Illegal logging and the "timber mafia" in Pakistan have already had a devastating toll on people, wildlife and the climate, but it appears that Pakistanis are not willing to take this destruction lying down.
Some Pakistanis have already set the world record for actual treehugging, while one Pakistani soldier planed over 20,000 trees in a single day. Now Al Jazeera reports that the government of one northern province of Pakistan is embarking on a huge, $150 million reforestation effort that will plant up to 1 billion trees within the next four years.
Of course, not all tree planting projects are created equal—and the Al Jazeera piece is a little short on details—so we must hope that efforts in the Khyber Pakhtunkwa province are focused on biodiverse forests, not monoculture timber plantations. (If anyone has more details of the scheme, we'd love to hear more.) Still, it's a promising sign that governments are beginning to put serious resources aside to invest in natural capital.
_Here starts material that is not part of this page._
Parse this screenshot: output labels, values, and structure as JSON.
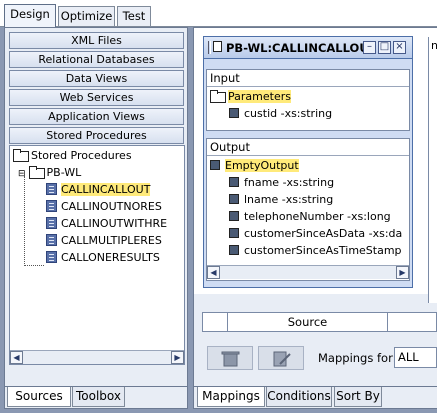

And Khyber Pakhtunkwa is by no means alone. Vast areas of Ethiopia have made dramatic progress in re-greening once denuded hillsides and Pakistan's neighbor, India, has also made pledges to plant 2 billion trees along its highways.
With corporations like Apple also investing heavily in more sustainable forestry, I am hopeful that we might start reversing global forest loss and putting some carbon back in the soil where it belongs.